All lines holding the word "title" are to be copied from the records beneath.

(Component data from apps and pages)
☆ ☆ ☆ ☆ ☆
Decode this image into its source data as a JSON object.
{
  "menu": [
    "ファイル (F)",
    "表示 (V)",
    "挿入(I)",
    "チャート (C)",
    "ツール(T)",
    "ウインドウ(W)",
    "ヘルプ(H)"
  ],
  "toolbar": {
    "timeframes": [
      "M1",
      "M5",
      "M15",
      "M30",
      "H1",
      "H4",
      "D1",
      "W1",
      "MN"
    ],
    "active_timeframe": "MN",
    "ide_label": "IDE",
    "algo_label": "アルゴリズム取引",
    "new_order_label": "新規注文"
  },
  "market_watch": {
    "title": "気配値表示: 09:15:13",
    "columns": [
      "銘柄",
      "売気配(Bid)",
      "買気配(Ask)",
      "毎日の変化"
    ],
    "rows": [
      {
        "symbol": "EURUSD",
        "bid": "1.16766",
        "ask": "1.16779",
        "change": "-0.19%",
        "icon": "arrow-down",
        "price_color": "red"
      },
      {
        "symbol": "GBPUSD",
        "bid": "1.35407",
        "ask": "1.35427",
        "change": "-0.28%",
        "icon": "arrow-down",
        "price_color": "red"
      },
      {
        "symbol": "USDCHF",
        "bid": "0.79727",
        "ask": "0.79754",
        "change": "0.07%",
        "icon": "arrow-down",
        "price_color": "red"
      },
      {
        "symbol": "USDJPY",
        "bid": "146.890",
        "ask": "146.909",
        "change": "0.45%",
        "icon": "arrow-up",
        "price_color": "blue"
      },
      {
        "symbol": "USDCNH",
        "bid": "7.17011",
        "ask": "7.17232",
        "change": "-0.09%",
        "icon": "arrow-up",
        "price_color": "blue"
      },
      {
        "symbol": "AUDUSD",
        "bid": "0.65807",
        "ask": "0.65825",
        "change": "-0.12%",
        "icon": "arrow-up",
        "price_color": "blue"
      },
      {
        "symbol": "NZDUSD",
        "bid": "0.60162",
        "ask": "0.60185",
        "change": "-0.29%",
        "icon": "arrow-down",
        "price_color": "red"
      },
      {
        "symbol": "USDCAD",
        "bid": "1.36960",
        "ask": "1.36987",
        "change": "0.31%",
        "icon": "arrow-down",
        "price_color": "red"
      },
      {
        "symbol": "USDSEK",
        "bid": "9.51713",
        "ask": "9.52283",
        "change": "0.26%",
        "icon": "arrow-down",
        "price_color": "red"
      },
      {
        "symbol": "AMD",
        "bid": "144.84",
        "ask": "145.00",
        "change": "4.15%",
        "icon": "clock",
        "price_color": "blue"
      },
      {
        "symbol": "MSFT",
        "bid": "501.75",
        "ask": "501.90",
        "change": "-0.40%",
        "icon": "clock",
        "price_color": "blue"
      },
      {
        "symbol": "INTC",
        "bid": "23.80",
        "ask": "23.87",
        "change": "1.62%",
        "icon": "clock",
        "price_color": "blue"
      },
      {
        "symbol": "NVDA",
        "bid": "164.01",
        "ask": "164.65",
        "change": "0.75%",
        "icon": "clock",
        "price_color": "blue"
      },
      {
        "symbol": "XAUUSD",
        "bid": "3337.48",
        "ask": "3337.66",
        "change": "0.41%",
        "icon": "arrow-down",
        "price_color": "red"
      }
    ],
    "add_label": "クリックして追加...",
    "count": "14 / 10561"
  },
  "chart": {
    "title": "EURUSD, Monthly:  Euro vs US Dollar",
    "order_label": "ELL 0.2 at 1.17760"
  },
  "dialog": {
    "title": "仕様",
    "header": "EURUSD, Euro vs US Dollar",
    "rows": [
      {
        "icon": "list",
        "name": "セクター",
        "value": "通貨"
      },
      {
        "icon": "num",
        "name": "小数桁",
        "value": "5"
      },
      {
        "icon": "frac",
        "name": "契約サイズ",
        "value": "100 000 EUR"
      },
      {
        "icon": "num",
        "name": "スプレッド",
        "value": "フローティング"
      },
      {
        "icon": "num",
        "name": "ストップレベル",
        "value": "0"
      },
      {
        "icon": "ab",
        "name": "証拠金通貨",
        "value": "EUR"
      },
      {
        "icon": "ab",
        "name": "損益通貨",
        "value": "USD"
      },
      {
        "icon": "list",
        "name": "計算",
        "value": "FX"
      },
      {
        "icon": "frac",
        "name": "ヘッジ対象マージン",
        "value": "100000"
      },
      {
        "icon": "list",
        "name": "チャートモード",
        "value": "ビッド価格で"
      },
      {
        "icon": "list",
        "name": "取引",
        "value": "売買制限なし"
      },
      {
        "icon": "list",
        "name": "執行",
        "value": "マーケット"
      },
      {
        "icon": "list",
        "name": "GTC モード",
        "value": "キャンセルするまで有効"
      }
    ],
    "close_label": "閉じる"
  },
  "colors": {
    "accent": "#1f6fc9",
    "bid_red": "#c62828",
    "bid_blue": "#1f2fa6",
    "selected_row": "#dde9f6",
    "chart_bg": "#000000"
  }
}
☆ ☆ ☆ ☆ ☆
## OUTPUT BELOW
    "title": "気配値表示: 09:15:13",
    "title": "EURUSD, Monthly:  Euro vs US Dollar",
    "title": "仕様",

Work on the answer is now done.